Task to carry out ::
Report the count of lines with "stref" in the data below, and no other words.

START Exercise material

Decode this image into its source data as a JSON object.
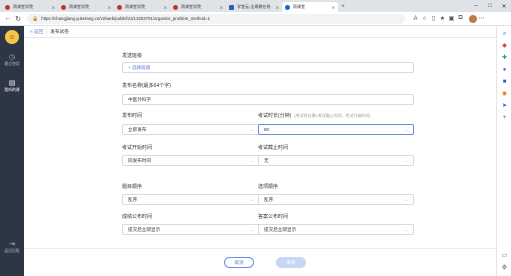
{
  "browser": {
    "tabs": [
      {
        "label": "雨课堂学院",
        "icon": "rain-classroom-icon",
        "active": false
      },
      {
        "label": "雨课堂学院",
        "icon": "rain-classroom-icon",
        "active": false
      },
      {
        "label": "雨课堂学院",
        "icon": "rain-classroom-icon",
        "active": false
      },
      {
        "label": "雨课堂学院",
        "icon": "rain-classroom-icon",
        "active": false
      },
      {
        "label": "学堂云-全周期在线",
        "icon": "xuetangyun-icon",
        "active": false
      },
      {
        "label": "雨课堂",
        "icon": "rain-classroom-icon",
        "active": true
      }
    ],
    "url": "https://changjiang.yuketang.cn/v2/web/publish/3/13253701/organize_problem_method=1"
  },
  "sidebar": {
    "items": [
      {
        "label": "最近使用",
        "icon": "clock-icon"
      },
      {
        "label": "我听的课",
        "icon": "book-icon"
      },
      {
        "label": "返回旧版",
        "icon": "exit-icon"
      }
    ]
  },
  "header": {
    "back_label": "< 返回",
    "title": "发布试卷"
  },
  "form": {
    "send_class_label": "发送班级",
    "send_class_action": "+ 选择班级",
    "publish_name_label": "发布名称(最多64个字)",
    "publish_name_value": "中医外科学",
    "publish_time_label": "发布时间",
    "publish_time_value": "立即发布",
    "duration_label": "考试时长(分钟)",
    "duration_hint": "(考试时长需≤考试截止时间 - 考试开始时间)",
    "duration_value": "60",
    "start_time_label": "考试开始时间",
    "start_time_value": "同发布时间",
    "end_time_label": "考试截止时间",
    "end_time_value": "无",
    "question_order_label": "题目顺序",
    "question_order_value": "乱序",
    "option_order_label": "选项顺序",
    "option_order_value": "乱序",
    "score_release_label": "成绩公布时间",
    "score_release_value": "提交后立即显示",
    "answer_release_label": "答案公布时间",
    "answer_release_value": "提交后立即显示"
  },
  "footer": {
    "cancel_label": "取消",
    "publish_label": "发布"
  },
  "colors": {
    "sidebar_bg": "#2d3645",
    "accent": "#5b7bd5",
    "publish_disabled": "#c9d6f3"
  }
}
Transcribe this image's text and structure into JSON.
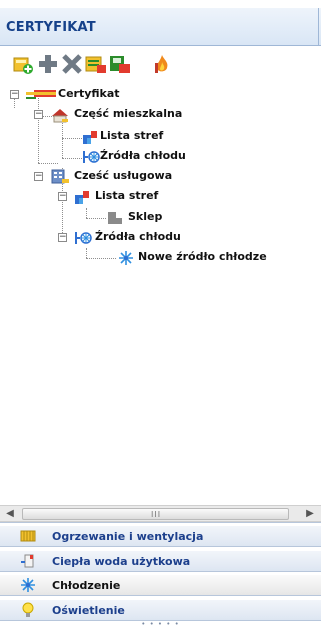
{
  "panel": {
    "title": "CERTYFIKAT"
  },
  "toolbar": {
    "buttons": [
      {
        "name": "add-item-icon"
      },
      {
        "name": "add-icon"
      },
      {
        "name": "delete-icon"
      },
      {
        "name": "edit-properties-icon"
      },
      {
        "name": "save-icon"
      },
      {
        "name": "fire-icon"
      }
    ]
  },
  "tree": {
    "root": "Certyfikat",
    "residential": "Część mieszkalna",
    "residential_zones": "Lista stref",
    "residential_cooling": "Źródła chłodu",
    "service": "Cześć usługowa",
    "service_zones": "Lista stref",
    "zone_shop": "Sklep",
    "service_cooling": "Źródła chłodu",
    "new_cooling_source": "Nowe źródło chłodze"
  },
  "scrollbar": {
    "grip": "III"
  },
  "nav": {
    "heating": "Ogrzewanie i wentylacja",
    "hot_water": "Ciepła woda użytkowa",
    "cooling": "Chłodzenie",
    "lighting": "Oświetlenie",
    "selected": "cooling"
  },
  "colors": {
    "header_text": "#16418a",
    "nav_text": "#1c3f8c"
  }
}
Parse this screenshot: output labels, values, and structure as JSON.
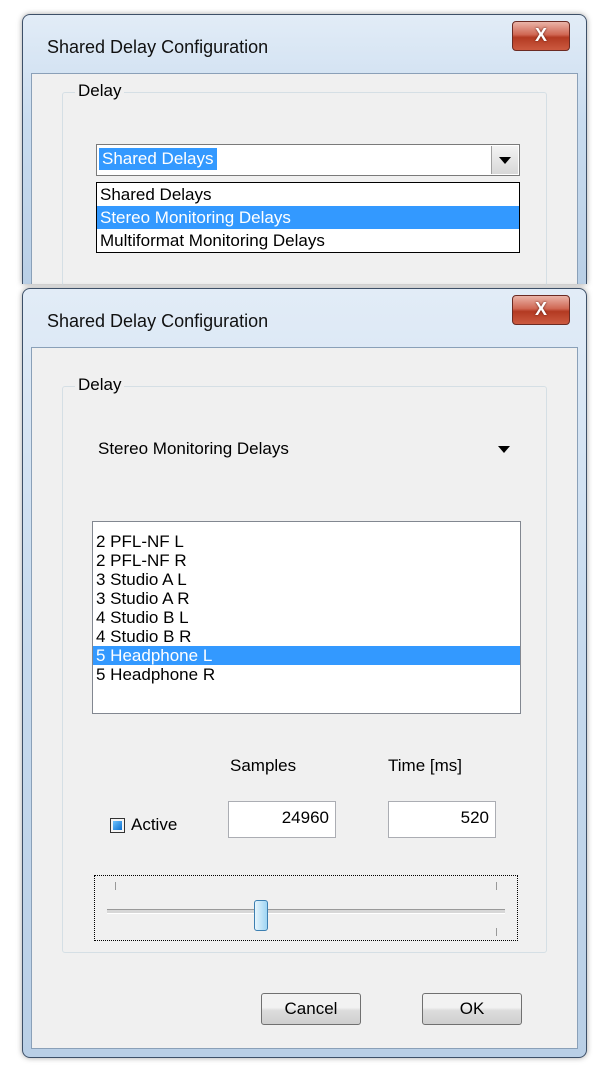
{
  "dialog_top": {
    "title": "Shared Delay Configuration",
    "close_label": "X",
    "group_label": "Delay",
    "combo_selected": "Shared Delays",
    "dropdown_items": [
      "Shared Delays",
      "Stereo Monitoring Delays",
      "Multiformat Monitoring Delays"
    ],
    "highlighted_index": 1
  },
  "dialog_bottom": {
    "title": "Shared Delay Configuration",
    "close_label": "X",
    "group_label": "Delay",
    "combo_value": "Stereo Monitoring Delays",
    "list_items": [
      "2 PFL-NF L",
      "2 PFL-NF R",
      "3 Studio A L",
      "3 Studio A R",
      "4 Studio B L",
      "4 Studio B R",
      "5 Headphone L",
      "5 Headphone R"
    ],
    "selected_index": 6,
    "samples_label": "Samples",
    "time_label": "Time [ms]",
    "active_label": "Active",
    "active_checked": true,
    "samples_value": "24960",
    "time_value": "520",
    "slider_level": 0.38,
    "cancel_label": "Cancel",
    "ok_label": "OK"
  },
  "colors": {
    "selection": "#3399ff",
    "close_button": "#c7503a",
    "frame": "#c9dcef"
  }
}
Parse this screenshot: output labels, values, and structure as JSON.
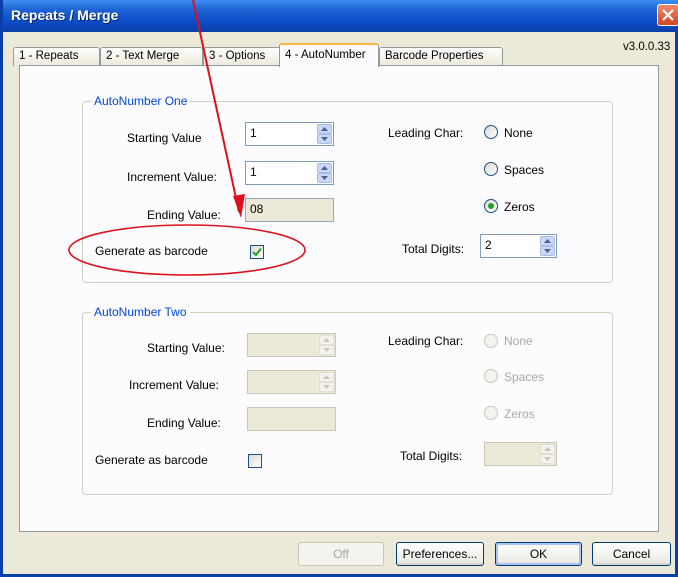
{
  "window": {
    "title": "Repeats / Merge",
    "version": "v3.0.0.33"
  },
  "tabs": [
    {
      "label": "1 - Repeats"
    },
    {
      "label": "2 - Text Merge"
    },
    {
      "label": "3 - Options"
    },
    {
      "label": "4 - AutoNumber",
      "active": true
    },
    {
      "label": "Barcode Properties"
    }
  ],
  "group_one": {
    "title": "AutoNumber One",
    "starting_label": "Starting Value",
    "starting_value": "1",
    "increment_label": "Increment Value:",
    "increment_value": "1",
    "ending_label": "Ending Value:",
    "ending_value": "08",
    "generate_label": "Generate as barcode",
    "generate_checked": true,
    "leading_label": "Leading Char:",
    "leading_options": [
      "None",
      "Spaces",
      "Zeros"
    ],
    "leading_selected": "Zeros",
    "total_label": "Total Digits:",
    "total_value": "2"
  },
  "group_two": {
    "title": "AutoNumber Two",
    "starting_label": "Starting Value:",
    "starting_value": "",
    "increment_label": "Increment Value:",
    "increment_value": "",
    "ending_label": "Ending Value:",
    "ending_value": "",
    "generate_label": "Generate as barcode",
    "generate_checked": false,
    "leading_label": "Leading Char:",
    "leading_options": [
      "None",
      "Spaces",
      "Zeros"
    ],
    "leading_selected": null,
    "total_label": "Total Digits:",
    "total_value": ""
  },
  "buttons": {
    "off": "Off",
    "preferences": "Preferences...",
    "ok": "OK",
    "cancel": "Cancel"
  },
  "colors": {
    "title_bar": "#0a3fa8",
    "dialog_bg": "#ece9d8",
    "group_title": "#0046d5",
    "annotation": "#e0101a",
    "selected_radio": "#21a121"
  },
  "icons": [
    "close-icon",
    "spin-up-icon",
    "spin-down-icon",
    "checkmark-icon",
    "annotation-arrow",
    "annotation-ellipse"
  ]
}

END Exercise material

Solved exercise ::
2